Evangelia Papavasileiou, S. Sivaprasad, S. Liazos, R. Mathew, I. Bisbas (London, UK)

Advantages:

The advantages of this study were to evaluate and compare fundus autofluorescence (FAF) after subthreshold micropulse diode laser versus modified Early Treatment Diabetic Retinopathy Study photocoagulation for clinically significant diabetic macular edema.

Methods:

A prospective series including 20 eyes (20 patients) with untreated, center-involving, clinically significant diabetic macular edema were treated with micropulse laser and compared to historical data on green laser for 20 patients with the same condition. All patients underwent best-corrected visual acuity assessment, slit-lamp biomicroscopy, FAF, optical coherence tomography, and fluorescein angiography at baseline and at 1-, 2-, 3 and 4-month follow-up examinations. Fluorescein angiography was performed at baseline and at 4 months.

Effectiveness / Safety:

Before treatment, demographic and macular parameters were not different between the two treatment groups. At 4 months, best-corrected visual acuity remained stable in both groups, mean central retinal thickness decreased in both groups. There was no significant difference in either best-corrected visual acuity or central retinal thickness between the 2 treatment groups. Fundus autofluorescence never changed in the micropulse diode laser group even after retreatment. In the Early Treatment Diabetic Retinopathy Study group, FAF increased up to 4 months in some patients.

Take home message:

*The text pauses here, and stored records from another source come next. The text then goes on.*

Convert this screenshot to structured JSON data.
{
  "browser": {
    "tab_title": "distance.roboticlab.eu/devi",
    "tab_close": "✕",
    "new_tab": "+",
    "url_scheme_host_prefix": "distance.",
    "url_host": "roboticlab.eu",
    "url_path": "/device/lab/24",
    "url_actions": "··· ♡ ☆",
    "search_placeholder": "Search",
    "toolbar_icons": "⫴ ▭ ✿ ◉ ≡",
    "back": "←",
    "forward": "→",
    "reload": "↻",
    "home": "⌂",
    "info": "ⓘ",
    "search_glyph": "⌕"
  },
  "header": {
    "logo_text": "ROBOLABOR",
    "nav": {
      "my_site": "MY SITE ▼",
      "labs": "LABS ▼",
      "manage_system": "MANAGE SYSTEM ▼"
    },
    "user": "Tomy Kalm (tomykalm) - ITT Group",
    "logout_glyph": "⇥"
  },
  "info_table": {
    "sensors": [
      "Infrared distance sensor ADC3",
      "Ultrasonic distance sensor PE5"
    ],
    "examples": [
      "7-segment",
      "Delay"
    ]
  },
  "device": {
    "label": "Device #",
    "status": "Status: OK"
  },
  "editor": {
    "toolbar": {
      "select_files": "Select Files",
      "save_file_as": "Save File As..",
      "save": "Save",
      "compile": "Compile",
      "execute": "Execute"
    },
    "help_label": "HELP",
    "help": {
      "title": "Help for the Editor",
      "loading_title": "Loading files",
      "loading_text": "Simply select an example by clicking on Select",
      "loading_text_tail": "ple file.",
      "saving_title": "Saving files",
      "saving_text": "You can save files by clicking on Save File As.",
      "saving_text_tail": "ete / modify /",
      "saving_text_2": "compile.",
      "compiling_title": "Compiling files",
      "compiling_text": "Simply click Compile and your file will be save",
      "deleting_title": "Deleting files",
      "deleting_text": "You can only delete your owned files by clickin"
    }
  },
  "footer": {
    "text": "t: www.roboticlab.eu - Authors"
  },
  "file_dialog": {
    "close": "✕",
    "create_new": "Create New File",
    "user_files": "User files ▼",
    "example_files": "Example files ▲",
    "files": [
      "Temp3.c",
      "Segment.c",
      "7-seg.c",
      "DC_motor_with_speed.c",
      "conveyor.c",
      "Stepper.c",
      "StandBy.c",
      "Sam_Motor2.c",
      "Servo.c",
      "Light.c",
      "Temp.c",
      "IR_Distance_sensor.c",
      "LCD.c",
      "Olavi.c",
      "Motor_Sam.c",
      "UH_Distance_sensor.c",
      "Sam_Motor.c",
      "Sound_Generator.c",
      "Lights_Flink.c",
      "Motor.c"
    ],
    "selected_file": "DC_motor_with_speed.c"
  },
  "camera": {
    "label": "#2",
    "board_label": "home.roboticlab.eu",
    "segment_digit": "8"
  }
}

Micropulse diode laser seems to be as effective as modified Early Treatment Diabetic Retinopathy Study laser photocoagulation in the treatment of clinically significant diabetic macular edema with less damage to the retinal pigment epithelium. This data encourages the use of a new, less aggressive laser therapeutic approach in the treatment of clinically significant diabetic macular edema.